→ Activity: Check each line of the material below for "that" and copy those where it appears.

*** Supplied records Section Begins ***

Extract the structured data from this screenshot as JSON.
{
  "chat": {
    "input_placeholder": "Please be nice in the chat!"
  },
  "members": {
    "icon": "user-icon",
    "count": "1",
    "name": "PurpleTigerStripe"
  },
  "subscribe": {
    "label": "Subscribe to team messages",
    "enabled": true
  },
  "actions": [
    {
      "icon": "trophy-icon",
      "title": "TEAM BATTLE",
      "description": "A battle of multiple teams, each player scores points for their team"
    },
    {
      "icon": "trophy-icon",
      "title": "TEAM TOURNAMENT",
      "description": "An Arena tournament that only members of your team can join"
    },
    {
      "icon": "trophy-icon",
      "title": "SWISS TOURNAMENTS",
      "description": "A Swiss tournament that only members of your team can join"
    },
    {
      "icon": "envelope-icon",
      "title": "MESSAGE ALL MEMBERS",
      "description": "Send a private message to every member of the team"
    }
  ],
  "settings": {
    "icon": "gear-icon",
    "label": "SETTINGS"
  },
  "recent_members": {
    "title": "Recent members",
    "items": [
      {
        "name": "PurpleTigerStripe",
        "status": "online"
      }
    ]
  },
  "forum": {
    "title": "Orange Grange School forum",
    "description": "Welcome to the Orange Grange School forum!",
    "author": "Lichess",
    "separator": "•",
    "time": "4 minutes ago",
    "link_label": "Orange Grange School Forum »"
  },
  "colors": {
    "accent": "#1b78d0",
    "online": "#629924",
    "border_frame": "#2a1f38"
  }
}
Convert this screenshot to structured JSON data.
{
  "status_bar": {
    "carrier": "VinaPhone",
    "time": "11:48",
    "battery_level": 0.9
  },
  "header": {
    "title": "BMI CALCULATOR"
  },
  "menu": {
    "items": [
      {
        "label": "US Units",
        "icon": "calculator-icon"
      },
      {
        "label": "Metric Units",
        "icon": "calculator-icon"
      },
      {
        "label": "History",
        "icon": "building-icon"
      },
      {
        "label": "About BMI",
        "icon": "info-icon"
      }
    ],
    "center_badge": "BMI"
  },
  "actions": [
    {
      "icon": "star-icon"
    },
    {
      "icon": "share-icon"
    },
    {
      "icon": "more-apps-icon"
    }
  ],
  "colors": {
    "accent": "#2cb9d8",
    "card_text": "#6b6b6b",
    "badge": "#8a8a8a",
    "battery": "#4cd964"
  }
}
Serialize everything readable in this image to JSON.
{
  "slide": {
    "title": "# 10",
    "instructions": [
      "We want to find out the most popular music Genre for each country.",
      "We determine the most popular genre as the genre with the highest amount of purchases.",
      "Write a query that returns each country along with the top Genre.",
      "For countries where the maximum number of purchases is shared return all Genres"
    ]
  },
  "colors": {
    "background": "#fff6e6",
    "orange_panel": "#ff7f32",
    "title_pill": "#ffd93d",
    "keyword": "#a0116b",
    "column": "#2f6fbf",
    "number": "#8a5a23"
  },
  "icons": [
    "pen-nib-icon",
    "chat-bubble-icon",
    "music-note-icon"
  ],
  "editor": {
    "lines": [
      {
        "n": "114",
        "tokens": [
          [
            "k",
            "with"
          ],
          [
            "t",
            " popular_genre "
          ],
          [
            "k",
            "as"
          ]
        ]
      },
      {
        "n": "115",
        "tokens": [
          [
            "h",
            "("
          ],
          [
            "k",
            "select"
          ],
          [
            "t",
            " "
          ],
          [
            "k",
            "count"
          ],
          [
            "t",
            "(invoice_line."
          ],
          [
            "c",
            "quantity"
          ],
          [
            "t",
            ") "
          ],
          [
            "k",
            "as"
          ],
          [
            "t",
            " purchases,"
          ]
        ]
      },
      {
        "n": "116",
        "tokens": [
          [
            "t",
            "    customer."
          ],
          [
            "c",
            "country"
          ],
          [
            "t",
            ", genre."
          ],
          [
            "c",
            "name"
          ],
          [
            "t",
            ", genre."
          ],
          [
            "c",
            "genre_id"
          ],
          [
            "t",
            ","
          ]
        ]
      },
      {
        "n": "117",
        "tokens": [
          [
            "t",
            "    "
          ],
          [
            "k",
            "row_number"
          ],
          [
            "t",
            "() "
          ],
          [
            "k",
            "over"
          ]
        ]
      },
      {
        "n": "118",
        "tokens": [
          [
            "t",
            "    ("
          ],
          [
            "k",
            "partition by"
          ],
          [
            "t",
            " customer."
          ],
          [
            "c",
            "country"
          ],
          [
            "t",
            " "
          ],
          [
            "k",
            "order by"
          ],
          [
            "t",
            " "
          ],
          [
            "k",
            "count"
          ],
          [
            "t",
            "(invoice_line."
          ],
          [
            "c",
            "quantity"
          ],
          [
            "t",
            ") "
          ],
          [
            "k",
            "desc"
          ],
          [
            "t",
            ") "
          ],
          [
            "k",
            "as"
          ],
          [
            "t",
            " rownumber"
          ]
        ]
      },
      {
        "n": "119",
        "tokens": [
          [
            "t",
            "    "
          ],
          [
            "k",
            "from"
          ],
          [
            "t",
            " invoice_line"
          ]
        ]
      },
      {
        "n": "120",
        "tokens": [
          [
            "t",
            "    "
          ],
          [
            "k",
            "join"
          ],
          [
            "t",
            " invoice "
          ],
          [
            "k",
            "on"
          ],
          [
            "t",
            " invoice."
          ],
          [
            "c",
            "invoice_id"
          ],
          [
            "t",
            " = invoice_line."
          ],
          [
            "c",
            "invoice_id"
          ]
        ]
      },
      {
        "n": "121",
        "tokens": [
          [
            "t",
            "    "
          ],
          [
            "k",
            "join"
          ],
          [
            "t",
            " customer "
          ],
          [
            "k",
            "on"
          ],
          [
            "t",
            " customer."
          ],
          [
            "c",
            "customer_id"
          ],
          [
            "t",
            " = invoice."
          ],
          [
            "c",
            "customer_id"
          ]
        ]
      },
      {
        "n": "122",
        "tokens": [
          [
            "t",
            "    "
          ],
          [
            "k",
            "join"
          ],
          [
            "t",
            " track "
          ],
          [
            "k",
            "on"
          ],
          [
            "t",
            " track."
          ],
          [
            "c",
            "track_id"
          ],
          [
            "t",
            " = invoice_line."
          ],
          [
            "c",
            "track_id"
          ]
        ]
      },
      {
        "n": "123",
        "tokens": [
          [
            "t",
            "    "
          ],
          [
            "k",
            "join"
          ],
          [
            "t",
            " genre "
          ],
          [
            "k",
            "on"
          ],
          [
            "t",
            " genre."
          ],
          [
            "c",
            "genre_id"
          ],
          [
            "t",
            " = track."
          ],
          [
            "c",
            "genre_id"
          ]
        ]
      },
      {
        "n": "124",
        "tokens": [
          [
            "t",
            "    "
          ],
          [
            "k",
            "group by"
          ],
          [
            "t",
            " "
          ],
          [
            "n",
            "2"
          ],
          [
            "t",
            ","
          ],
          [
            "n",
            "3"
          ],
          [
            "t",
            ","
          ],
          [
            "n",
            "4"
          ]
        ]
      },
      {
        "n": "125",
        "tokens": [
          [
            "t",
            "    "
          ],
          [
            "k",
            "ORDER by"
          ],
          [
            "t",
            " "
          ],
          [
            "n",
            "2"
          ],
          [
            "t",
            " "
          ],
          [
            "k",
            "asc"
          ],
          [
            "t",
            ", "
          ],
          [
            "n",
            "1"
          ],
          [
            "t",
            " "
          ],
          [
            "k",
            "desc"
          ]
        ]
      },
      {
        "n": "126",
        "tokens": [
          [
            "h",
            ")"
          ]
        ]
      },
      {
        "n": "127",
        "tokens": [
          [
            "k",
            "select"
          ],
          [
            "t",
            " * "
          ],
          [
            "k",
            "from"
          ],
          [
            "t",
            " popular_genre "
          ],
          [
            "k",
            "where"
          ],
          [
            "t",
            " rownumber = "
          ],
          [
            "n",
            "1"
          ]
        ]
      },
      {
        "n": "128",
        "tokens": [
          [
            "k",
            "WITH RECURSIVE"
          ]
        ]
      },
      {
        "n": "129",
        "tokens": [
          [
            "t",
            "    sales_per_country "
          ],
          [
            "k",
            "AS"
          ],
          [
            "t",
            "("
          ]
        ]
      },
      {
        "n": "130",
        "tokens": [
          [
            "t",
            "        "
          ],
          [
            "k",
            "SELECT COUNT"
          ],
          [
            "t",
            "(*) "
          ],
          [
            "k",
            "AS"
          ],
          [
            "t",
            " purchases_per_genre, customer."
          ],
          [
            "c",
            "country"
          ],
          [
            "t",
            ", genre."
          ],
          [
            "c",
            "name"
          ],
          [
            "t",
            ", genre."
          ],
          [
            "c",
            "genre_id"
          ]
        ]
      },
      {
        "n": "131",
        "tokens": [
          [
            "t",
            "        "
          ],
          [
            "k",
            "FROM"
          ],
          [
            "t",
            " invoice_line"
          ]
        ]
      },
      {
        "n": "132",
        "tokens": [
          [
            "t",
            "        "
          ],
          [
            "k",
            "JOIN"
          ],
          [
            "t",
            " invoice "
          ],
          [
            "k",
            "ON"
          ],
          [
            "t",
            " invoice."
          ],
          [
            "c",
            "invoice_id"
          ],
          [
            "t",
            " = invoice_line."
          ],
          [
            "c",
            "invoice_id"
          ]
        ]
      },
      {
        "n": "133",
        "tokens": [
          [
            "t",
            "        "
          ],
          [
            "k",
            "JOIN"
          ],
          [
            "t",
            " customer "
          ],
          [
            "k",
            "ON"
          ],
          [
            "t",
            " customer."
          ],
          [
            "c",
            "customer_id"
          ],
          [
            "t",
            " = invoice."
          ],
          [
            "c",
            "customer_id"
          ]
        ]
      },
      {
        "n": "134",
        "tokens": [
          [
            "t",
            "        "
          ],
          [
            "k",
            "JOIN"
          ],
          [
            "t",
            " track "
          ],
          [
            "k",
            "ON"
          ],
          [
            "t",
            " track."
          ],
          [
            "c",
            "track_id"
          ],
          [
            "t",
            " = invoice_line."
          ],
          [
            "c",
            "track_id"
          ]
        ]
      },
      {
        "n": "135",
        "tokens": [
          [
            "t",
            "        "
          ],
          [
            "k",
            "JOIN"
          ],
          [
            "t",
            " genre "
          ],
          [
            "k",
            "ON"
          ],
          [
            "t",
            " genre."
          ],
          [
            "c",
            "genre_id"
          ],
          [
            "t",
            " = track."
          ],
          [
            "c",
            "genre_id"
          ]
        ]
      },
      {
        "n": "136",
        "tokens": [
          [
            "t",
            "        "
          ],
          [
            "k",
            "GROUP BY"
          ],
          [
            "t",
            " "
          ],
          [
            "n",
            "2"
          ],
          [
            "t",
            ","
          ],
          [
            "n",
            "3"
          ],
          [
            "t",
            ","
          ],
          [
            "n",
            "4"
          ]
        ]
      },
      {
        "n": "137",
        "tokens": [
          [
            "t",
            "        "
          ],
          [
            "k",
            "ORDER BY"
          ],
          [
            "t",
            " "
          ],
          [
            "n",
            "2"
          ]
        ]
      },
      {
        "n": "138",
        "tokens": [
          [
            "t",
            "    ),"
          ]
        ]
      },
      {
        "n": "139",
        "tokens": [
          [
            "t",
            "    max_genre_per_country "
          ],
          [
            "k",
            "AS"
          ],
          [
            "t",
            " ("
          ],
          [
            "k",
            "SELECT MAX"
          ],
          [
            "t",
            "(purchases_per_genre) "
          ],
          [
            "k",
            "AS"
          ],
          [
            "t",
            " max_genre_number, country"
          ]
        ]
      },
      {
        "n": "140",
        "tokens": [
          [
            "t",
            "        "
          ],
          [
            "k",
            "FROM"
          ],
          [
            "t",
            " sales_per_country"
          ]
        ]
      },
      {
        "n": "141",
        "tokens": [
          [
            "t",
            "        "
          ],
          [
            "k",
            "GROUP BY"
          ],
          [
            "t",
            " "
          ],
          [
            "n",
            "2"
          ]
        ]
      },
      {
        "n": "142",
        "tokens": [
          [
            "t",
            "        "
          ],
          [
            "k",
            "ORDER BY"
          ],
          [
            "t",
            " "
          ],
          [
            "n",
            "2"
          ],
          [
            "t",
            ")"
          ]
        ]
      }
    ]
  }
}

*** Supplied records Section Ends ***

→ Exercise solution:
      "description": "An Arena tournament that only members of your team can join"
      "description": "A Swiss tournament that only members of your team can join"
      "Write a query that returns each country along with the top Genre.",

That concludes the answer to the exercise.